There could have been a number of ways to tackle a situation like this, even if the kid got it from the seniors. But we had a new principal that year, and she was, to put it gently, different. Her solution was to move all the students out of their classrooms and search through every bag and every book. And that’s what the teachers proceeded to do.
I remember, for a long time, this day remained in my memory as the scariest day of my life. In most of my classmates’ lives, in fact, I believe. Even today, we refer to it as the “day of the raid”.
We had no classes during the second half of that day. But instead of saying yay, we sat very still and very silently in the library. No one could speak a word. Not because any of us had a packet of gutkha, but because we knew the teachers had hit a jackpot in our desk lockers.
It was a time before mobile phones. Only two or three of my classmates had cellphones, and even they never brought it to class. So, our main form of communication was through chits passed between the desks. We even passed jokes this way, like forwarded smses! We often forgot to throw these chits, or simply did not want to throw these cute little notes. So they remained in our desk lockers. Love notes, comments about teachers, comments about other students.
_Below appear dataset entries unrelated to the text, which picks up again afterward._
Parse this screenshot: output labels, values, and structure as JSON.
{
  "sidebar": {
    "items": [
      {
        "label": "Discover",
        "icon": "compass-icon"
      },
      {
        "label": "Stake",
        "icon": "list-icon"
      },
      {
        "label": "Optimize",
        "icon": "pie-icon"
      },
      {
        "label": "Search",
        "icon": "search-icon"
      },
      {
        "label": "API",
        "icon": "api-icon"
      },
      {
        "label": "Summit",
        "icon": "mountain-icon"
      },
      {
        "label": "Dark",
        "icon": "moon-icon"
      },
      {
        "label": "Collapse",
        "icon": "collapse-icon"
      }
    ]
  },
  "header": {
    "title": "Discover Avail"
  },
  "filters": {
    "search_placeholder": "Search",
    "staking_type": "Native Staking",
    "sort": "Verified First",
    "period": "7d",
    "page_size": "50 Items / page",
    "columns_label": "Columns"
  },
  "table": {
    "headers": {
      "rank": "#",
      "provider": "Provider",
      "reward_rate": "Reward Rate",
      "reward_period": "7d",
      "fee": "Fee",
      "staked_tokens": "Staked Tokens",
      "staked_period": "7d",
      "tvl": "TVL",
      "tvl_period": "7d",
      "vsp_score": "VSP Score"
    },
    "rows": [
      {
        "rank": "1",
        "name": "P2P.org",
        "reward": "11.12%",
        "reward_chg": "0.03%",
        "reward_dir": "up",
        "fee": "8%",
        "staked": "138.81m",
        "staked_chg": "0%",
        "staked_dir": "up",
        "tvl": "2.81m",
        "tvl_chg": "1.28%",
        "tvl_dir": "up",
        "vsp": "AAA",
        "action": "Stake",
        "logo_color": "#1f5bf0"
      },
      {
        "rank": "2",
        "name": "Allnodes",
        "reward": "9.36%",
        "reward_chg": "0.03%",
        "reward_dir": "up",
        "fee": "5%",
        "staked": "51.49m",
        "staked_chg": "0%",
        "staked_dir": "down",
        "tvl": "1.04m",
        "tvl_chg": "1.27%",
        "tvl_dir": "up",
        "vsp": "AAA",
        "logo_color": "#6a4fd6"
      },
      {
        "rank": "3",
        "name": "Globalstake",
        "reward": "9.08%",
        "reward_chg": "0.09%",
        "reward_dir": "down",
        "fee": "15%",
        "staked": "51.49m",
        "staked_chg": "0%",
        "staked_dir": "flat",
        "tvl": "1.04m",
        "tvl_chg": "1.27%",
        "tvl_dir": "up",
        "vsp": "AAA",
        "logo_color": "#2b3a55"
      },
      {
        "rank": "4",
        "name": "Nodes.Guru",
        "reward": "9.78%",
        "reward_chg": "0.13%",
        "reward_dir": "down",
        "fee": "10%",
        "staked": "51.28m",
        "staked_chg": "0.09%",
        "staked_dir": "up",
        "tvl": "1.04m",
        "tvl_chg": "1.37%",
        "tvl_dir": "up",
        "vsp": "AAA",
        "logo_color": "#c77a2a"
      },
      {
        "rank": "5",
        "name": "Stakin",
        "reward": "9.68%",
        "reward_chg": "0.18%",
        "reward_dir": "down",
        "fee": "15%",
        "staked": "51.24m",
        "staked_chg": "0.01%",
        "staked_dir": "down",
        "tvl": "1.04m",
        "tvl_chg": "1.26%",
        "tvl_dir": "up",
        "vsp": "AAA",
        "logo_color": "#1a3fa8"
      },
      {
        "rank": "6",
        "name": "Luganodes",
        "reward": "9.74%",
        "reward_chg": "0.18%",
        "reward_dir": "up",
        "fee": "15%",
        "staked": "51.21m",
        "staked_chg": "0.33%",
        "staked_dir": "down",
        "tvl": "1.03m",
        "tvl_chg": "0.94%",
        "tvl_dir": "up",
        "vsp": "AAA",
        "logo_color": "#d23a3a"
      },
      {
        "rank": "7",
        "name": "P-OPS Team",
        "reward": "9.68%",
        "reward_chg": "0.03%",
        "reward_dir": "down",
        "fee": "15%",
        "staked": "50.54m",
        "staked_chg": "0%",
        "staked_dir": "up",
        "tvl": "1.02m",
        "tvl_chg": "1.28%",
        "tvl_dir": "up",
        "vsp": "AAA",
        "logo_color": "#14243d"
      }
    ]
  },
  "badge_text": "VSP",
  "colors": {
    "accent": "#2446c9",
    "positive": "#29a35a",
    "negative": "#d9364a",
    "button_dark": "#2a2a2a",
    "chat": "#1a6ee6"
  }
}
Now one might argue that they were looking for gutkha, and they should’ve turned a blind eye to everything else. Yes, that makes perfect sense, but they were teachers. Once their minds were set, there was no stopping them. They patiently went through each chit, each note and each toffee wrapper! They knew who had written what as they knew our handwritings well. They took more time to read the paper bits than they had to score our marksheets!
No, they did not find the gutkha. But we were all called back to the classroom with one hour left for the final bell to ring and we were spoken individually to. Each one of us was asked about the contents of the chits found in our lockers. About our grades going down because the guy sitting three rows across from us had written to us that the movie he watched five years ago was funny. About how boys were plenty, but we shouldn’t fall in love before we turned twenty (okay, they didn’t say that; I made that part up. But I met one of my teachers after I turned twenty and she still had the same thing to say to me!) About why we wouldn’t get jobs because our focus was not on the upcoming entrance exams, but on writing on bits of paper! (Observing a moment of silence remembering that day, because, no, it wasn’t funny!) About why it was an unhealthy environment where boys and girls mingled so freely – because the society did not see it in the right sense (I have written about this in another post of mine – here).
With all due respect, I loved my school. I loved the teacher who spoke to us about the chits. But, I don’t think going through the lockers or bags of students was a mature way to deal with the problem. I don’t blame the teachers; they were following orders of the new principal (who lasted only a year in that school, by the way!) Besides, I could never wrap my head around the irrelevance of what our teachers did. Needless to say, they were searching for something, and they found something else. Why over-analyze the “something else” that they found. We were good students. They couldn’t ever question that. Distractions of that little kind is common at the age we were going through. Why make a mountain of a molehill? Restrictions lead to curiosity – curiosity to experimentation – experimentation may at times lead to disasters. . Telling students not to do something, will only lead them to do it!